Funding is now approved for $55 million in grants to small businesses affected by COVID-19, including $3.5 million just for entertainment venues, and $45 million in state aid to laid-off or furloughed workers.
In her Tuesday, Dec. 29 press conference, Whitmer credited the bipartisan-approved bill with providing relief to “families, frontline workers, and small businesses.”
“This bipartisan bill will provide families and businesses the support they need to stay afloat as we continue working to distribute the safe and effective vaccine and eliminate COVID-19 once and for all,” she said in a release. “There is still more work to do to eliminate this virus and grow our economy.”

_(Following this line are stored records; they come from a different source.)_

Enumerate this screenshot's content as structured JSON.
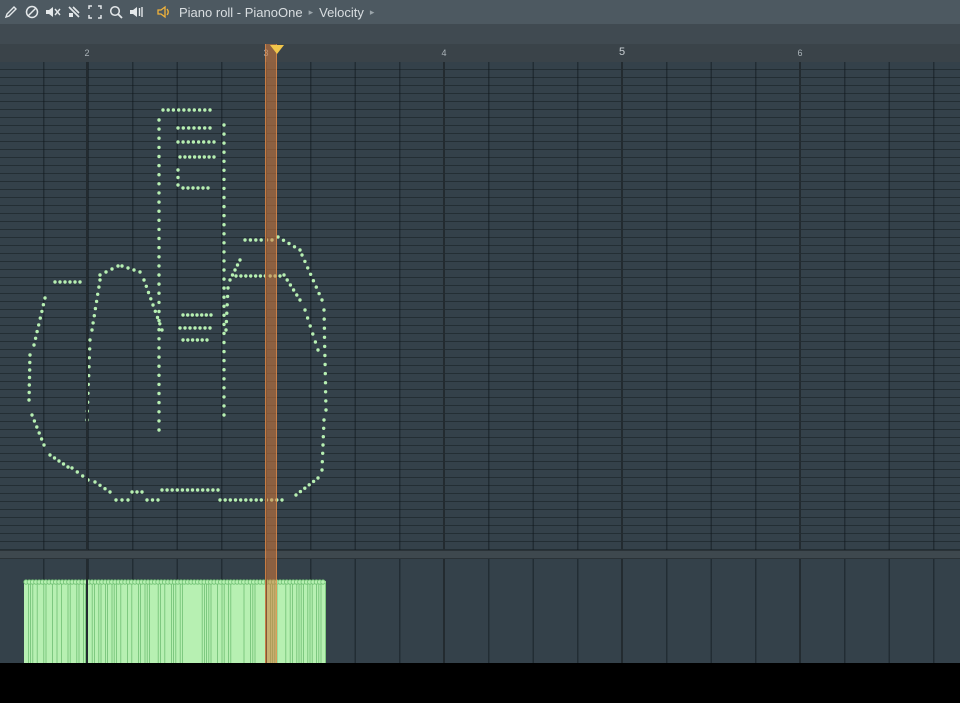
{
  "toolbar": {
    "tools": [
      {
        "name": "draw-tool-icon",
        "glyph": "✎"
      },
      {
        "name": "delete-tool-icon",
        "glyph": "⊘"
      },
      {
        "name": "mute-tool-icon",
        "glyph": "🔇"
      },
      {
        "name": "slice-tool-icon",
        "glyph": "⧄"
      },
      {
        "name": "select-tool-icon",
        "glyph": "⛶"
      },
      {
        "name": "zoom-tool-icon",
        "glyph": "⌕"
      },
      {
        "name": "playback-tool-icon",
        "glyph": "◀"
      }
    ],
    "breadcrumb": {
      "title": "Piano roll - PianoOne",
      "param": "Velocity",
      "arrow": "▸"
    }
  },
  "ruler": {
    "bars": [
      {
        "label": "2",
        "major": false
      },
      {
        "label": "3",
        "major": false
      },
      {
        "label": "4",
        "major": false
      },
      {
        "label": "5",
        "major": true
      },
      {
        "label": "6",
        "major": false
      }
    ]
  },
  "colors": {
    "note": "#b7f0b2",
    "note_border": "#6fbf73",
    "grid_bg": "#34414a",
    "playhead": "#d67a3a",
    "marker": "#f1c54a"
  }
}
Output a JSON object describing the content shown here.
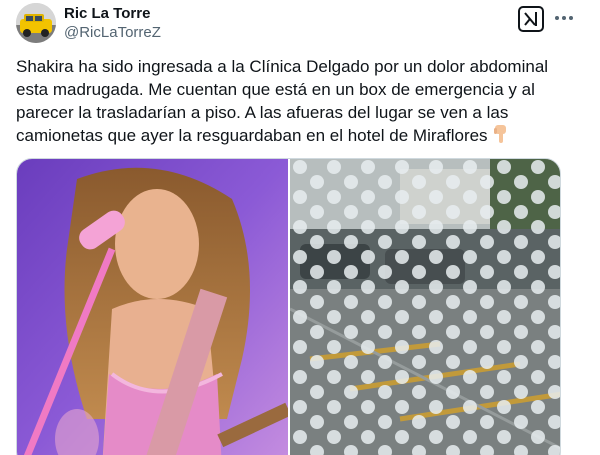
{
  "author": {
    "display_name": "Ric La Torre",
    "handle": "@RicLaTorreZ"
  },
  "tweet": {
    "text": "Shakira ha sido ingresada a la Clínica Delgado por un dolor abdominal esta madrugada. Me cuentan que está en un box de emergencia y al parecer la trasladarían a piso. A las afueras del lugar se ven a las camionetas que ayer la resguardaban en el hotel de Miraflores",
    "emoji": "pointing-down-hand"
  },
  "icons": {
    "grok": "grok-icon",
    "more": "more-icon"
  },
  "media": [
    {
      "alt": "singer-performing-photo"
    },
    {
      "alt": "street-through-dotted-glass-photo"
    }
  ]
}
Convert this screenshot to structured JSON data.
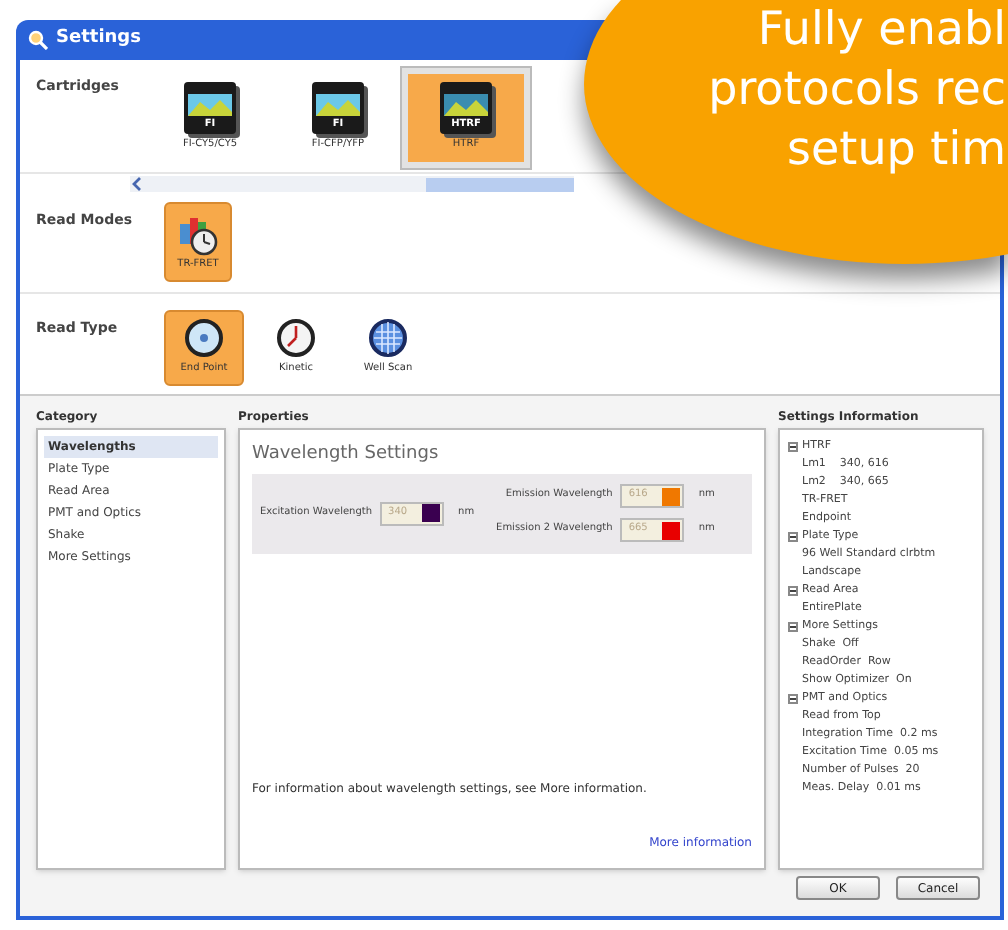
{
  "window": {
    "title": "Settings"
  },
  "cartridges": {
    "label": "Cartridges",
    "items": [
      {
        "badge": "FI",
        "label": "FI-CY5/CY5",
        "selected": false
      },
      {
        "badge": "FI",
        "label": "FI-CFP/YFP",
        "selected": false
      },
      {
        "badge": "HTRF",
        "label": "HTRF",
        "selected": true
      }
    ]
  },
  "read_modes": {
    "label": "Read Modes",
    "items": [
      {
        "label": "TR-FRET",
        "selected": true
      }
    ]
  },
  "read_type": {
    "label": "Read Type",
    "items": [
      {
        "kind": "endpoint",
        "label": "End Point",
        "selected": true
      },
      {
        "kind": "kinetic",
        "label": "Kinetic",
        "selected": false
      },
      {
        "kind": "wellscan",
        "label": "Well Scan",
        "selected": false
      }
    ]
  },
  "category": {
    "title": "Category",
    "items": [
      {
        "label": "Wavelengths",
        "selected": true
      },
      {
        "label": "Plate Type",
        "selected": false
      },
      {
        "label": "Read Area",
        "selected": false
      },
      {
        "label": "PMT and Optics",
        "selected": false
      },
      {
        "label": "Shake",
        "selected": false
      },
      {
        "label": "More Settings",
        "selected": false
      }
    ]
  },
  "properties": {
    "title": "Properties",
    "heading": "Wavelength Settings",
    "excitation": {
      "label": "Excitation Wavelength",
      "value": "340",
      "color": "#3a0050",
      "unit": "nm"
    },
    "emissions": [
      {
        "label": "Emission Wavelength",
        "value": "616",
        "color": "#f07800",
        "unit": "nm"
      },
      {
        "label": "Emission 2 Wavelength",
        "value": "665",
        "color": "#e80000",
        "unit": "nm"
      }
    ],
    "info": "For information about wavelength settings, see More information.",
    "link": "More information"
  },
  "settings_information": {
    "title": "Settings Information",
    "tree": [
      {
        "label": "HTRF",
        "expanded": true,
        "children": [
          {
            "label": "Lm1    340, 616"
          },
          {
            "label": "Lm2    340, 665"
          },
          {
            "label": "TR-FRET"
          },
          {
            "label": "Endpoint"
          }
        ]
      },
      {
        "label": "Plate Type",
        "expanded": true,
        "children": [
          {
            "label": "96 Well Standard clrbtm"
          },
          {
            "label": "Landscape"
          }
        ]
      },
      {
        "label": "Read Area",
        "expanded": true,
        "children": [
          {
            "label": "EntirePlate"
          }
        ]
      },
      {
        "label": "More Settings",
        "expanded": true,
        "children": [
          {
            "label": "Shake  Off"
          },
          {
            "label": "ReadOrder  Row"
          },
          {
            "label": "Show Optimizer  On"
          }
        ]
      },
      {
        "label": "PMT and Optics",
        "expanded": true,
        "children": [
          {
            "label": "Read from Top"
          },
          {
            "label": "Integration Time  0.2 ms"
          },
          {
            "label": "Excitation Time  0.05 ms"
          },
          {
            "label": "Number of Pulses  20"
          },
          {
            "label": "Meas. Delay  0.01 ms"
          }
        ]
      }
    ]
  },
  "buttons": [
    "OK",
    "Cancel"
  ],
  "callout": {
    "lines": [
      "Fully enabl",
      "protocols rec",
      "setup tim"
    ]
  }
}
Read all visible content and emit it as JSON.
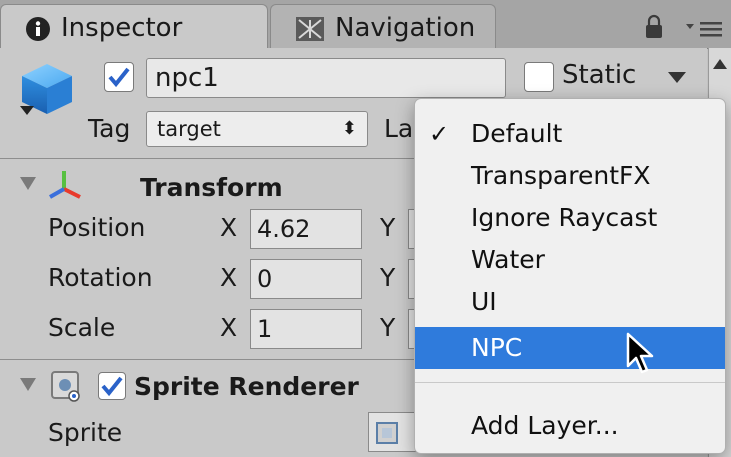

However, Whitmer approved less than a quarter of the $465 million supplemental bill passed with wide bipartisan support last week in the House and Senate. Whitmer vetoed 11 items in the bill, most prominently the $220 million allocation of tax revenue into the Unemployment Insurance Trust Fund.
The Governor said she vetoed the Trust Fund replenishment due to Republicans not negotiating that provision with her office beforehand. She also approved an extension of unemployment benefits from 20 to 26 weeks.
“To be very clear, this will not impact individual workers,” Whitmer said of the Trust Fund veto. “General Fund dollars have got to be used to fund essential services, like vaccines and PPE not to give tax breaks to big businesses right now.”
Senate Bill 748 added $220 million from the state’s general fund into the dangerously low unemployment trust fund – which is where unemployment benefits are paid from. At the start of the pandemic, the trust fund had $4.6 billion, but has dropped to $864 million as of Dec. 21 – meaning more than 80% of the fund has dried up in nine months. Employers typically pay into the unemployment trust fund to cover benefits for laid off workers. Proponents of the veto say the bill would have essentially given large corporations tax cuts by not having to pay into the trust fund.
Whitmer justified the move by pointing to the federal stimulus approved by President Donald Trump on Sunday, Dec. 27. The impact to the Unemployment Insurance Trust Fund would be mitigated by the federal stimulus providing all unemployment recipients with an additional $300 a week.
“The continuation of these benefits coupled with the additional $300 per week for all claimants will provide our workers with the emergency financial assistance to buy essential items like groceries and prescription drugs,” according to the release.
Whitmer has line-item veto authority per Michigan law. The other vetoes are detailed in the filing she sent to the Secretary of State’s office. Messages have been left with the Governor’s and Secretary of State’s offices to explain the other vetoes.
Senate Republicans called the $220 million veto “shameful” and a “slap in the face” to Michigan workers.
“The governor’s veto of funding for unemployment assistance is a slap in the face of thousands of Michigan workers and businesses who are suffering due to her actions,” wrote the MI Senate GOP on Twitter.
Whitmer originally pushed the legislature at the beginning of December for $400 million to fund the state’s response to COVID-19. That included $192 million for the Michigan Department of Health and Human Services for testing, contact tracing, food assistance for children and continuing a $2-per-hour wage increase for direct care workers.
Elements of the bill not addressed in the Whitmer release include $115.3 million to hospitals and nursing homes to address health-care worker shortages and $79.1 million to expand testing and fund vaccine distribution.
Read more from MLive: